Tahlequah Daily Press

December 26, 2013

Choir performs as gift to community

St. Bonosa director says light in eyes of singers communicates hope

By RENEE FITE
Special Writer

TAHLEQUAH — Some may believe they’re hearing angels sing when the 25-voice St. Bonosa Choir shares the sounds of Christmas with three communities over the next few days.

The Hulbert-based choir of teen and young adult singers will give free performances of a cappella carols from around the globe and across the centuries – from Spain in the 1600s to the modern-day Caribbean.

The choir, from a Catholic parish affiliated with Our Lady of Clear Creek Abby, offers variety by singing in different languages. The vocalists make it sound easy, but they’ve worked hours to achieve correct pronunciation, said Director Maria Gerber.

This season’s program includes American and British carols, as well as pieces in Latin, Swedish and French.

“This concert is our gift from the hearts,” said Gerber.

The choir has been performing for five years, but this is the first year to reach out to a larger audience.

“There are many musically gifted people in our church,” Gerber said. “When I relocated to the area, my gifts came into place and were called upon.”

Gerber has studied instrumental and choral music all of her life.

“The choir members’ energy and their dedication really transfers into communicating hope to the listeners,” she said. “The youngest member is 12. I enjoy their willingness to pull together to produce something beautiful.”

Welsh is the toughest language to deal with

Twice a week, the choir members practice together. Several veteran women singers agree the hardest language they’ve had to adapt to is Welsh.

“The choir members say they find it intellectually stimulating to sing in various languages,” said Gerber. “Singing for an audience is all about communication; therefore, this choir performs without music.”

To memorize the carols, singers practice every day with rehearsal CDs.

“Singing without music in their hands better enables the choir to stand tall, watch the director, express how they feel about the texts, and occasionally even look out into the eyes of their listeners,” said Gerber. “For a young singer, a moment of eye contact with a supportive parent, a friend, or even the stranger can be very touching, very positive, very human. In turn, audiences enjoy seeing the choristers’ enthusiasm and their focus; they can tell that these youth have thought about what they’re singing. The light in their eyes communicates hope.”

Over the course of a few years’ learning, the singers have been able to perform more sophisticated carols, Gerber said. Although most selections are performed a cappella, a few instruments add to the flavor of carols this year – a folk guitar, recorders and small percussion.

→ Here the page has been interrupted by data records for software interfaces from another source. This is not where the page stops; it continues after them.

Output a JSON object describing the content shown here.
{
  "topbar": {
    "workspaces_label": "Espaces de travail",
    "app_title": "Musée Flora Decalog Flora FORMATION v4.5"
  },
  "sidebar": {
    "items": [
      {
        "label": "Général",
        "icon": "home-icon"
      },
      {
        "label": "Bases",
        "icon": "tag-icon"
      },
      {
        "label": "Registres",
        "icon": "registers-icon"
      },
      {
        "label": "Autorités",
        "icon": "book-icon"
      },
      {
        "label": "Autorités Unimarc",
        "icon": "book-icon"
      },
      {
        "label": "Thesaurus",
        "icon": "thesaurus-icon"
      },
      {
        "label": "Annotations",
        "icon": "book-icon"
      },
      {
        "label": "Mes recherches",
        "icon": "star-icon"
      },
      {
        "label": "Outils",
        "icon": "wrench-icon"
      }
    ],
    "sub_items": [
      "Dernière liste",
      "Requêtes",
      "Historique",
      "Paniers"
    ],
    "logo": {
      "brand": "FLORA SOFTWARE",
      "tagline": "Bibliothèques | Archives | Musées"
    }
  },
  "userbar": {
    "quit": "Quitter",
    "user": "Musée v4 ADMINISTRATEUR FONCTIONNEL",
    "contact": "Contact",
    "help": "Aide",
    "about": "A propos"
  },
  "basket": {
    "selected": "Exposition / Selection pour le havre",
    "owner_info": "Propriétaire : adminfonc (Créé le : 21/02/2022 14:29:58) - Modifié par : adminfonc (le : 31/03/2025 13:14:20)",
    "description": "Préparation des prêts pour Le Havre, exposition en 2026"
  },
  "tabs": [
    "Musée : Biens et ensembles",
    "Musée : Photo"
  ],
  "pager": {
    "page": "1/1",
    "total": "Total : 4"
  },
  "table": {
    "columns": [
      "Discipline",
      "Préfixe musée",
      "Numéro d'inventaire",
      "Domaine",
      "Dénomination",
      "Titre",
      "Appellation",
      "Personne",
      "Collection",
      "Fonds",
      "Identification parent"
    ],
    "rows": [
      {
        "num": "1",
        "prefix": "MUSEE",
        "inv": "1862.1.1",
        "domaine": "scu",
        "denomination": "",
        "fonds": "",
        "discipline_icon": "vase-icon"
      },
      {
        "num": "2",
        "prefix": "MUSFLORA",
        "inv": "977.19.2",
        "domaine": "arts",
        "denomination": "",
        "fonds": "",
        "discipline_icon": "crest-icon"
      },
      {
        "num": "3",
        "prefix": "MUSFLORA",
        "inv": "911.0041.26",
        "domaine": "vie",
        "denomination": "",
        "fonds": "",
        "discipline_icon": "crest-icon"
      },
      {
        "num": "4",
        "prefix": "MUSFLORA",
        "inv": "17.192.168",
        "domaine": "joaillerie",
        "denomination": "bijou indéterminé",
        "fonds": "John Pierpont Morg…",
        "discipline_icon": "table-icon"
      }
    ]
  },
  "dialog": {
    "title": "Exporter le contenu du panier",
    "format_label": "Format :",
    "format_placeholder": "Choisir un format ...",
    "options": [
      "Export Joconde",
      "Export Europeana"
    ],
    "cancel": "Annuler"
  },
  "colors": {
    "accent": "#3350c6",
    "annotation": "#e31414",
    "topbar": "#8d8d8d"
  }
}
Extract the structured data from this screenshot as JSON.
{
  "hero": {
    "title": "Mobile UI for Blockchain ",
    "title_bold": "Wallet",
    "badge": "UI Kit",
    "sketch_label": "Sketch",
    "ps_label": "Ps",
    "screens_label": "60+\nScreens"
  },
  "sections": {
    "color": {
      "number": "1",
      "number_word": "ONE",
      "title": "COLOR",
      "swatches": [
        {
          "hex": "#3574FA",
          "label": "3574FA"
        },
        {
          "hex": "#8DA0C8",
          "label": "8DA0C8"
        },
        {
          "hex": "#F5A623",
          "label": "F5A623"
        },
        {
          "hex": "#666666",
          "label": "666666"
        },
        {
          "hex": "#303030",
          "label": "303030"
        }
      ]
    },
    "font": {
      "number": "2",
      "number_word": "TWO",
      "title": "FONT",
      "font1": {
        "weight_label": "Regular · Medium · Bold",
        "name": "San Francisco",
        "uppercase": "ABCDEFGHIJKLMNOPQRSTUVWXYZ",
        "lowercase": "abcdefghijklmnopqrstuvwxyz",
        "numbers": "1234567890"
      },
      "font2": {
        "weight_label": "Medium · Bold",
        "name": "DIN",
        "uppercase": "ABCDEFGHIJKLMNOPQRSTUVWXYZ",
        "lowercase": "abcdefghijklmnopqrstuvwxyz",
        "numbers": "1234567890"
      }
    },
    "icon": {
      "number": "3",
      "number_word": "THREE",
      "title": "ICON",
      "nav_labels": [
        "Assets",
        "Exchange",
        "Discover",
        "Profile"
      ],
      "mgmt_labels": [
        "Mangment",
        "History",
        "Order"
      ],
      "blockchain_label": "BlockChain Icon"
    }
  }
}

“People comment that they think St. Bonosa Christmas Choir couldn’t possibly get any better, but every year, the higher I raise the bar, the more these musicians strive for excellence,” Gerber said.

During a concert, with a short introduction by the director, it’s not difficult to perceive the message the group is sharing, Gerber said.

“Simply put, this choir just loves to sing together in almost any language,” she said.

Its first public performance this season was Sunday, Dec. 22, at Holy Cross Catholic Church, in Wagoner.

You're Invited

Two upcoming performances of St. Bonosa Choir will be Saturday, Dec. 28, 2:15 p.m. at Our Lady of Clear Creek Abbey, 5804 W. Monastery Road, Hulbert; and Sunday, Dec. 29, 2:30 p.m. at St. Brigid Catholic Church, 807 Crafton, Tahlequah.